Once you have clicked in all of your elements and have configured them to your preference you will need to organise them. This can be done by moving them to their desired position and sizing them similarly also. There are a few tools to assist you with this. If you left click on an element you will notice the highlighted tool bar below become active. The options available to you’re here are purely for ordering (ex: to send items backward/forward).
However, if you left-click on one element and then hold Control on your keyboard and left clik on another you will then be able to activate the rest of this tool bar. This opens up the sizing and alignment options to you. Hovering your cursor over each icon in this toolbar will explain its function.
These settings make it easier to match the sizes of the elements you have added to your print template.
I have performed the ‘make equal size’ option below as an example.
Notice how the first element clicked is taking settings (size) from the second element.
Continue to click and add further aspects of your print template to your preference. Once completed you can add information on your clinic (via a blank Test box) and even a logo. This can be done via the General sub-tab on the left of the screen.

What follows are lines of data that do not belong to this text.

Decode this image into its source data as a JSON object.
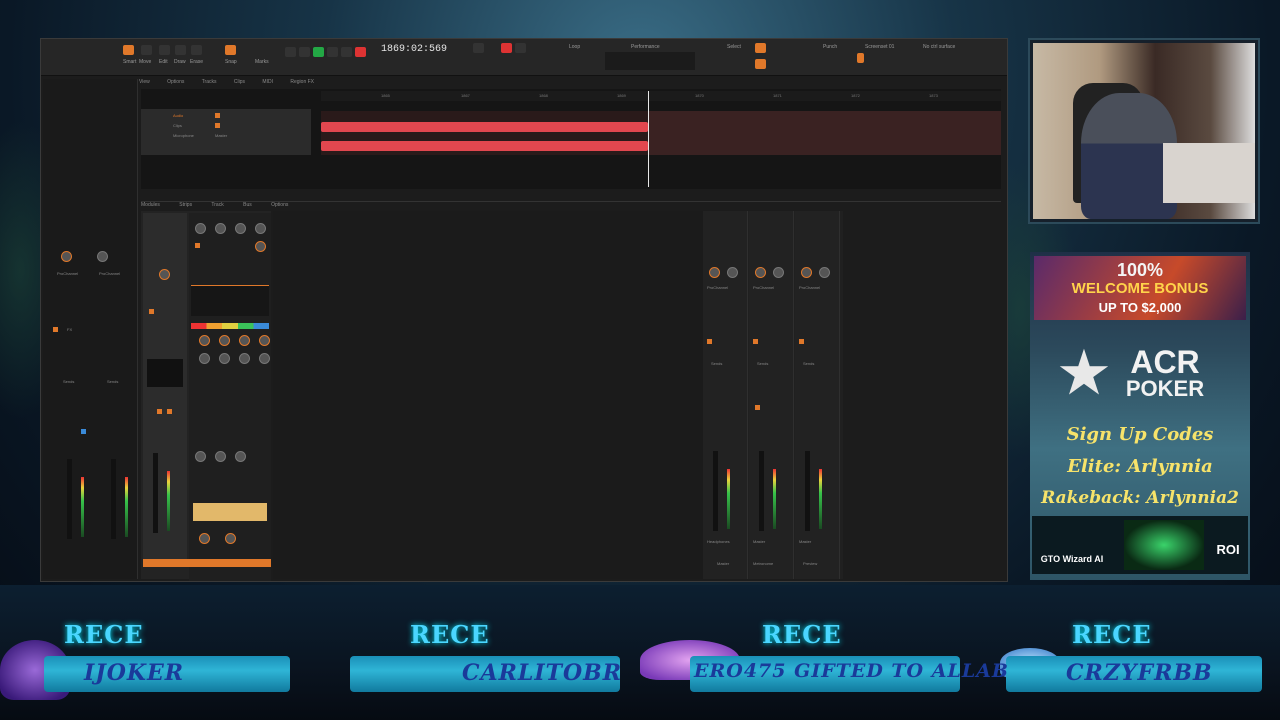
{
  "daw": {
    "time_display": "1869:02:569",
    "menu": [
      "View",
      "Options",
      "Tracks",
      "Clips",
      "MIDI",
      "Region FX"
    ],
    "console_menu": [
      "Modules",
      "Strips",
      "Track",
      "Bus",
      "Options"
    ],
    "toolbar_labels": {
      "loop": "Loop",
      "performance": "Performance",
      "select": "Select",
      "punch": "Punch",
      "screenset": "Screenset 01",
      "control_surface": "No ctrl surface",
      "smart": "Smart",
      "move": "Move",
      "edit": "Edit",
      "draw": "Draw",
      "erase": "Erase",
      "snap": "Snap",
      "marks": "Marks"
    },
    "track": {
      "name": "Audio",
      "clips_label": "Clips",
      "input": "Microphone",
      "output": "Master"
    },
    "ruler_ticks": [
      "1865",
      "1867",
      "1868",
      "1869",
      "1870",
      "1871",
      "1872",
      "1873"
    ],
    "buses": [
      {
        "label": "Headphones",
        "out": "Master",
        "name": "Master"
      },
      {
        "label": "Metronome",
        "out": "Master",
        "name": "Metronome"
      },
      {
        "label": "Master",
        "out": "Master",
        "name": "Preview"
      }
    ],
    "prochannel_label": "ProChannel",
    "sends_label": "Sends",
    "fx_label": "FX"
  },
  "ad": {
    "line1": "100%",
    "line2": "WELCOME BONUS",
    "line3": "UP TO $2,000",
    "brand_top": "ACR",
    "brand_bottom": "POKER",
    "signup": "Sign Up Codes",
    "code1": "Elite: Arlynnia",
    "code2": "Rakeback: Arlynnia2",
    "gto": "GTO Wizard AI",
    "roi": "ROI"
  },
  "banner": {
    "items": [
      {
        "title": "RECE",
        "name": "IJOKER"
      },
      {
        "title": "RECE",
        "name": "CARLITOBR"
      },
      {
        "title": "RECE",
        "name": "ERO475 GIFTED TO ALLAB"
      },
      {
        "title": "RECE",
        "name": "CRZYFRBB"
      }
    ]
  },
  "colors": {
    "clip": "#e2474f",
    "accent": "#e0782a",
    "banner_text": "#4ad6ff"
  }
}
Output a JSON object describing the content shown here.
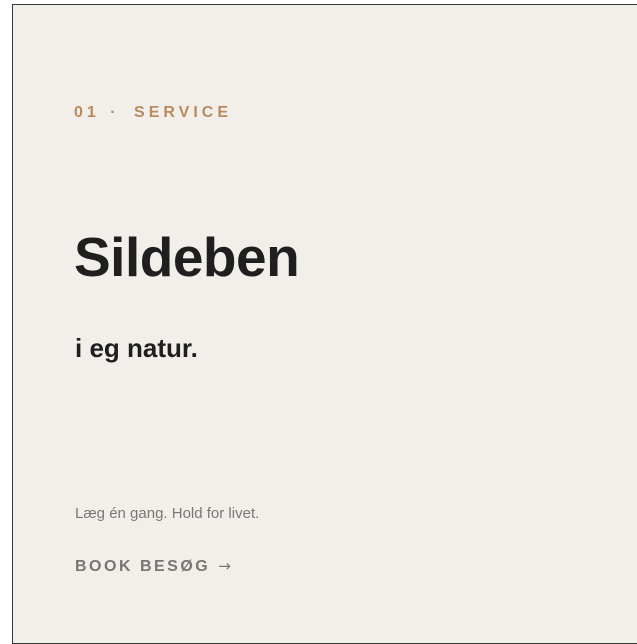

Drawing a logo element will allow you to create a section on your print template for which you can import a .jpg file. To do this, right click on the element and click Select image... This will open the system dialogue where you can navigate to the image that you wish to input. Please note that the Print Wizard only accepts .jpg and .png format image files.
Finally I will add a text box below the logo to show the sites address and contact details.
You can also alter the font and formatting of the text and how it will appear on your print layout in this section. This text box will be common to this print layout when it is printed from in the future.
Saving your print template
As this is a new print layout Save will perform the same action as Save As... and a small window will appear requesting you to title your print layout.
Once you have titled this layout and Ok is clicked it will appear in your Print Wizard as a new layout.
Please see the Quick Guide titled ‘Quick Guide – Print Report’ on how to set this as a default or a favorite. Should you require additional information on this then please see the Affinity 2.0 and Callisto™ Additional information guides.